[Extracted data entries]
Content starts
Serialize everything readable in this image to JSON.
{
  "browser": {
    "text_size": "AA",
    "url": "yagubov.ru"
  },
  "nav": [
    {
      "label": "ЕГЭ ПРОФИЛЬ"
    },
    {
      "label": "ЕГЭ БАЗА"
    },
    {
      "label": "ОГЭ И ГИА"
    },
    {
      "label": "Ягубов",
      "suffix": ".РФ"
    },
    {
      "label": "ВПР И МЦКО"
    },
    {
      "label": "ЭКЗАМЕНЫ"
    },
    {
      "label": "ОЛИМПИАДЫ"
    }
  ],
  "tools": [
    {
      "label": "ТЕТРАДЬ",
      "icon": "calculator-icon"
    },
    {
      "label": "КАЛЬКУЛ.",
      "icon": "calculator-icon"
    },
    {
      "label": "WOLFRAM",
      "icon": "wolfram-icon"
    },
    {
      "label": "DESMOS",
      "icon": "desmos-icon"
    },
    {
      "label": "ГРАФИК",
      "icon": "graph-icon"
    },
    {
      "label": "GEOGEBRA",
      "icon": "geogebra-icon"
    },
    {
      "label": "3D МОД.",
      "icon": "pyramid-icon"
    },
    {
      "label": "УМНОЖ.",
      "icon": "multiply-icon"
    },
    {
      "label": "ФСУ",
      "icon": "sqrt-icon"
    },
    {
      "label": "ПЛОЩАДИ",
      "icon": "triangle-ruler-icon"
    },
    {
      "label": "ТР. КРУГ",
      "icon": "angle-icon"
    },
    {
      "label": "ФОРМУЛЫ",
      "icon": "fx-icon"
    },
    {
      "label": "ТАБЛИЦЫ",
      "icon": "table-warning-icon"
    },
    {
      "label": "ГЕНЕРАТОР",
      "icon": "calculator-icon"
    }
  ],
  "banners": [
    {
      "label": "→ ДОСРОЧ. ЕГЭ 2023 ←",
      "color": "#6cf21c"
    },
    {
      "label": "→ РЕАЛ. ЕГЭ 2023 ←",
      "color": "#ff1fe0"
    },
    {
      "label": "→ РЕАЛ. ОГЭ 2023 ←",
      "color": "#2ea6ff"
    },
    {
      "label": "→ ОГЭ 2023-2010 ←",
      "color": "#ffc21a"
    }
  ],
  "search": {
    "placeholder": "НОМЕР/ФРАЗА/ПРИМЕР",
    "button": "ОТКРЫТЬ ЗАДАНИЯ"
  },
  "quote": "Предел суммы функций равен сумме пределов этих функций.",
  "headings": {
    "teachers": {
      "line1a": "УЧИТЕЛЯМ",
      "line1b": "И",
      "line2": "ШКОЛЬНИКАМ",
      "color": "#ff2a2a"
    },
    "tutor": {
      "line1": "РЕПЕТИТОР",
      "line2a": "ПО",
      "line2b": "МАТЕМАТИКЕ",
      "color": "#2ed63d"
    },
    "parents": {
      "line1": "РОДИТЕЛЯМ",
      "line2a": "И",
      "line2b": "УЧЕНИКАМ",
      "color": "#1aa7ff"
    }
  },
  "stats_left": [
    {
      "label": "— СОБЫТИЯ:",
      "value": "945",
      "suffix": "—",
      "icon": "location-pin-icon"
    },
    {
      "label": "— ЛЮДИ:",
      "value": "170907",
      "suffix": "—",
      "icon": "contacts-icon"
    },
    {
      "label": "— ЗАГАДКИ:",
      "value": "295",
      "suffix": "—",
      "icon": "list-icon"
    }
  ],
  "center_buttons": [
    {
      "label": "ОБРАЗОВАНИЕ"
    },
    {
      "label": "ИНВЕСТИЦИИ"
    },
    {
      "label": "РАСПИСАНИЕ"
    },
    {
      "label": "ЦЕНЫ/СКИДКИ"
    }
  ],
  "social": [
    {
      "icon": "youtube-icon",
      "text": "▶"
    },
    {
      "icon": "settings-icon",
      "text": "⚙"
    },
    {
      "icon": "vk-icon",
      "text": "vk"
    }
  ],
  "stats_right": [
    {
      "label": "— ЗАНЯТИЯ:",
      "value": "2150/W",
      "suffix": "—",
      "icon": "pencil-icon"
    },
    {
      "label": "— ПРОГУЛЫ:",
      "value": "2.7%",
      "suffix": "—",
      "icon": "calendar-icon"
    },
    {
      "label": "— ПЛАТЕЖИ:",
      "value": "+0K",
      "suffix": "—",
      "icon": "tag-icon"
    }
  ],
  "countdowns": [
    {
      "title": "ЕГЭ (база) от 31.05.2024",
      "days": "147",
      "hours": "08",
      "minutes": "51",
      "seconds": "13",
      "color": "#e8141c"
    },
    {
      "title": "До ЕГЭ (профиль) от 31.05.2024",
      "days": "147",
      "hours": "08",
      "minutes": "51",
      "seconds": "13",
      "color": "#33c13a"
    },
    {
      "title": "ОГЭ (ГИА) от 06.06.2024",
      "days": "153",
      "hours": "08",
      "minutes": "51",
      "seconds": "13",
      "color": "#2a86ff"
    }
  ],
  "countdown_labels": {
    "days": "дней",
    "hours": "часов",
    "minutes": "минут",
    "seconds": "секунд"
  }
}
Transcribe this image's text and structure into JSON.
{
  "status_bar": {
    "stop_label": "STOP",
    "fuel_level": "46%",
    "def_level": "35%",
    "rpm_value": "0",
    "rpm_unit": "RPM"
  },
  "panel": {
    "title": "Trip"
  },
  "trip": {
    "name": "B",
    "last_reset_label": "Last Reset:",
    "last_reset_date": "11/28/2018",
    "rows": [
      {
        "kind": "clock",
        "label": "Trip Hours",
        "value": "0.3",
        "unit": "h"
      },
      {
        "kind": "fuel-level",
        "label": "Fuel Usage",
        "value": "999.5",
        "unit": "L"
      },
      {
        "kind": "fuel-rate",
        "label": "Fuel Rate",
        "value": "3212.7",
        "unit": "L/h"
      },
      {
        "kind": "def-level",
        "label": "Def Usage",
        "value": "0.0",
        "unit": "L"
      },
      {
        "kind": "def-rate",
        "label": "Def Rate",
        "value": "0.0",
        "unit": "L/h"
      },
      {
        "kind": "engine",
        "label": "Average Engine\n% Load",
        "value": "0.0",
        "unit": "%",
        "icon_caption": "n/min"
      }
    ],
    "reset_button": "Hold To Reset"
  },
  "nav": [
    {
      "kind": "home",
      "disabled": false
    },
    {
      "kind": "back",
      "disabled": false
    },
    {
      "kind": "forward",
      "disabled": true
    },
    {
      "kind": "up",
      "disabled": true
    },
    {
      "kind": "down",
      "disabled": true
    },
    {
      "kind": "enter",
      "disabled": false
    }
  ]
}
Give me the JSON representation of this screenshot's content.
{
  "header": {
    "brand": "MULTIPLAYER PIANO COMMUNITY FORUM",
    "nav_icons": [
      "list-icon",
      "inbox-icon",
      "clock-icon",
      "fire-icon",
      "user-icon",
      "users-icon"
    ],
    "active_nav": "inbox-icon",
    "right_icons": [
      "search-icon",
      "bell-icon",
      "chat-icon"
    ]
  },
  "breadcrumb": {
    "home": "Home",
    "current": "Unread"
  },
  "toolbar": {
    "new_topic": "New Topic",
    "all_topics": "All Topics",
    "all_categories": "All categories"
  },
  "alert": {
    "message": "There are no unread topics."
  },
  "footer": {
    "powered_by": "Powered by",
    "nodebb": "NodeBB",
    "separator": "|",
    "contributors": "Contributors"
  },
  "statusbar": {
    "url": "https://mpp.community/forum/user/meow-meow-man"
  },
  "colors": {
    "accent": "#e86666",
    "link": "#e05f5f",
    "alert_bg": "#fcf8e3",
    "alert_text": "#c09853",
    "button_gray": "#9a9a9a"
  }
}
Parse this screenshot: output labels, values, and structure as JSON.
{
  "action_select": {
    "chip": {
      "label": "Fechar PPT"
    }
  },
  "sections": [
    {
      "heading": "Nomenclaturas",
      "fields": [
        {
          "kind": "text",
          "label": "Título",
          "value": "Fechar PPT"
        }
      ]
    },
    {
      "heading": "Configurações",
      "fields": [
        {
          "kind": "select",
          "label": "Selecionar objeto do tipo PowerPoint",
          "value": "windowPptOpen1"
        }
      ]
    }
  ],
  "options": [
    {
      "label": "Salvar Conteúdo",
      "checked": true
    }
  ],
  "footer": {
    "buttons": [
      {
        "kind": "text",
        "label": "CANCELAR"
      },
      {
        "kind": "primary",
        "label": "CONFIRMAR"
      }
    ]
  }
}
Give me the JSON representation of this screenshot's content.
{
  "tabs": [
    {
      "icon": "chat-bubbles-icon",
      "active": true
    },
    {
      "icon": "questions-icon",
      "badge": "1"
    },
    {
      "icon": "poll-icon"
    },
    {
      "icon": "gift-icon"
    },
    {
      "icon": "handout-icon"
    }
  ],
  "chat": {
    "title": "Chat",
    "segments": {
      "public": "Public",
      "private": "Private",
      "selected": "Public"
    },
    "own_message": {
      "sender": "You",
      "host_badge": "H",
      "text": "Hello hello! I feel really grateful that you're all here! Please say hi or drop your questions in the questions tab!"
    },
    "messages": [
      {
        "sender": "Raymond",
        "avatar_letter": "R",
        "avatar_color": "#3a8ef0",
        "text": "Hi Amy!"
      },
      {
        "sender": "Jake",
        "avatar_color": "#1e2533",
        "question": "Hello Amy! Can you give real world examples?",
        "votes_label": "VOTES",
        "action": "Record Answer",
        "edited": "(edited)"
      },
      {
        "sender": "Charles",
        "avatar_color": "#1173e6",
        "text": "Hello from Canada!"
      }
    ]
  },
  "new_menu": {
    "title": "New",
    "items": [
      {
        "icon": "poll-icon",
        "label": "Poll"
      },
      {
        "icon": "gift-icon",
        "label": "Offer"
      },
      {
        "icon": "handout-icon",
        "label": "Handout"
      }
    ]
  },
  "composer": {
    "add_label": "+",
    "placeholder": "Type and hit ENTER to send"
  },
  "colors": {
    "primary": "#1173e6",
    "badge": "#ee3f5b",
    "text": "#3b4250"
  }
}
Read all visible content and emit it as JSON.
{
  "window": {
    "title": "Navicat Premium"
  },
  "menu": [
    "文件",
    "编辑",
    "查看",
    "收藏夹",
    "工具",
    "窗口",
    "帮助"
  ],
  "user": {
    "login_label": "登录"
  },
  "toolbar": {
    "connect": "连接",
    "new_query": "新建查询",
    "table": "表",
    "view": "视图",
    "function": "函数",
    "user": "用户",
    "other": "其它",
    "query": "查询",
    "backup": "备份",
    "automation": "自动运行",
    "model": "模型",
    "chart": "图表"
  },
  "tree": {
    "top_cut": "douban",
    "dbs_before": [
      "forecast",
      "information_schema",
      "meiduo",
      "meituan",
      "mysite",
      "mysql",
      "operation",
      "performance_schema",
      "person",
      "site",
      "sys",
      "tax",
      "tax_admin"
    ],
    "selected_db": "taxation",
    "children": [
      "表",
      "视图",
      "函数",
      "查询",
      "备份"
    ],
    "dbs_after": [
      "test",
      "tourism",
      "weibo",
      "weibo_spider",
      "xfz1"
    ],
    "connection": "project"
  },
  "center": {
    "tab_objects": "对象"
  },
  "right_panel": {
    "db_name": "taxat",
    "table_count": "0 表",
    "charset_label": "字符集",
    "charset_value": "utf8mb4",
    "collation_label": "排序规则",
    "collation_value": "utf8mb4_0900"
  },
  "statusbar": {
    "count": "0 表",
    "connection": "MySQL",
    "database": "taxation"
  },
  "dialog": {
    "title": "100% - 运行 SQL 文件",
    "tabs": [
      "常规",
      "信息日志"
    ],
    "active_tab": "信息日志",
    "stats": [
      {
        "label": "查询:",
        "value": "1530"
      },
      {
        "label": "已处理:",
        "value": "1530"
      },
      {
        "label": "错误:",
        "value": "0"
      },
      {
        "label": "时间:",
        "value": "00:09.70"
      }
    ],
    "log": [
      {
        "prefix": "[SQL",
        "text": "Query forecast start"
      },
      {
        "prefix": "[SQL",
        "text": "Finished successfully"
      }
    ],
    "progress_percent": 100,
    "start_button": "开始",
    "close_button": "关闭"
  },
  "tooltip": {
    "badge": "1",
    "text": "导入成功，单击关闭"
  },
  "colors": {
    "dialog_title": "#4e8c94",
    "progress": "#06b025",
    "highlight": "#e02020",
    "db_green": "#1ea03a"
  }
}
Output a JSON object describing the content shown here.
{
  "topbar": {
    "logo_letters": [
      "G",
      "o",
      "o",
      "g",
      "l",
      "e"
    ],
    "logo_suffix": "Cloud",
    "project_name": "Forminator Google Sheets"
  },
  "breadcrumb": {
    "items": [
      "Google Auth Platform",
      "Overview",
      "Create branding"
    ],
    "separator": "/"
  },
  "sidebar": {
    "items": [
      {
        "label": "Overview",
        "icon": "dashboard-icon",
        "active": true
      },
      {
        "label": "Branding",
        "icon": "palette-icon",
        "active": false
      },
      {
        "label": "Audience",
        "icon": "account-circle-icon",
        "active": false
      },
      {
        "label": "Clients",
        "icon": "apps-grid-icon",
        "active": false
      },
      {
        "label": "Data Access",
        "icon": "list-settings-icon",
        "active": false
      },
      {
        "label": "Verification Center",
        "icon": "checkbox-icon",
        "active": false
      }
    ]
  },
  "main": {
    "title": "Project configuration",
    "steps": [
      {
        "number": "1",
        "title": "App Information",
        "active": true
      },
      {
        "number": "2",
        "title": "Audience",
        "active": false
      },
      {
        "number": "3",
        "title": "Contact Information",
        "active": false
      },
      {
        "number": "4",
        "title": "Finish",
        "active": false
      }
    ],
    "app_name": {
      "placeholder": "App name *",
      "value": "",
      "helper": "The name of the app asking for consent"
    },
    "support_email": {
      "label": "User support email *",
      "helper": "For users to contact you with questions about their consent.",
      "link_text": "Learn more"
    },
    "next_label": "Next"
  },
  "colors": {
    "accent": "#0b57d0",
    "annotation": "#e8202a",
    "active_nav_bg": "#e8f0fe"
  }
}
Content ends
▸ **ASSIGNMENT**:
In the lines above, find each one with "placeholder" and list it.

▸ **EXERCISE ANSWER**:
    "placeholder": "НОМЕР/ФРАЗА/ПРИМЕР",
    "placeholder": "Type and hit ENTER to send"
      "placeholder": "App name *",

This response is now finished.